  Meanwhile, a winter wheat crop planted last fall was filled with promise in early spring . . . until the lack of moisture has changed the mood of the area farmers.

  Star of the West Milling Company President Jim Howe harkened back 35 years when similar dry and warm conditions took over the month of May.

  “This seems to be a repeat of 1988. We were dry all May and it was further exasperated into June,” Howe recalled. “The farmers were waiting for rain to finish soybeans and plant dry beans. They finally put little snowplows on their planters to scrape off a few inches of dust and stick them in moisture toward the end of June.”

  The earliest wheat harvest Howe has recorded took place June 25, 2012. In March of that year, temperatures were in the 80s for a stretch and the fruit trees popped out early and all the sugar beets were planted before Easter.

  “The frost did return and the fruit crop was a bust,” Howe noted.

  Howe said the early warm up the area experienced the second week of April woke up the wheat crop earlier than normal as the crop began to head out

  Although the lack of rain is troubling for the local crops, the temperatures may help the winter wheat a bit.

  “We are in the grain fill period so having the temperatures a bit cooler is helpful,” Howe pointed out. 𠇊s of now, we are heading and flowering. I would typically hope to stay on the drier side during this timeframe due to vomitoxin concerns.”

  “We are in need of some moisture for all crops. Lawns look like August, not early June. I’m not ready to panic as I have been through a few of these events, but it sure would be welcomed by most,” Howe said. “The dry weather is the focus of most of the farmer conversations.”

  Howe each year, early into the growing season, predicts the first harvest date and is sticking to his chosen date this year.

  “We are still on schedule for a July 3 harvest.

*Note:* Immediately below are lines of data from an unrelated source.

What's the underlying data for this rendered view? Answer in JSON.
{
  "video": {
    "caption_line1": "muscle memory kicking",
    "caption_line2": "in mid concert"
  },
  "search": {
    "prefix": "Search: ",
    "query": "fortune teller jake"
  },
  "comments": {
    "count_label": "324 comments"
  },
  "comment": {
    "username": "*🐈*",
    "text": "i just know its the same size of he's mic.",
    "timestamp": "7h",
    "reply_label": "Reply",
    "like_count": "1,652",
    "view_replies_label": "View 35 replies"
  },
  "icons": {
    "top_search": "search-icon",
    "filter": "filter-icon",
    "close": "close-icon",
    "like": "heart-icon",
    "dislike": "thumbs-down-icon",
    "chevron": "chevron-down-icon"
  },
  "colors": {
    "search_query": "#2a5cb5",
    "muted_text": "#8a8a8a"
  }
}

With the great start we had last fall, these plants are rooted fairly deep and that will help in this droughty period,” Howe concluded.

(c) 2006 Frankenmuth News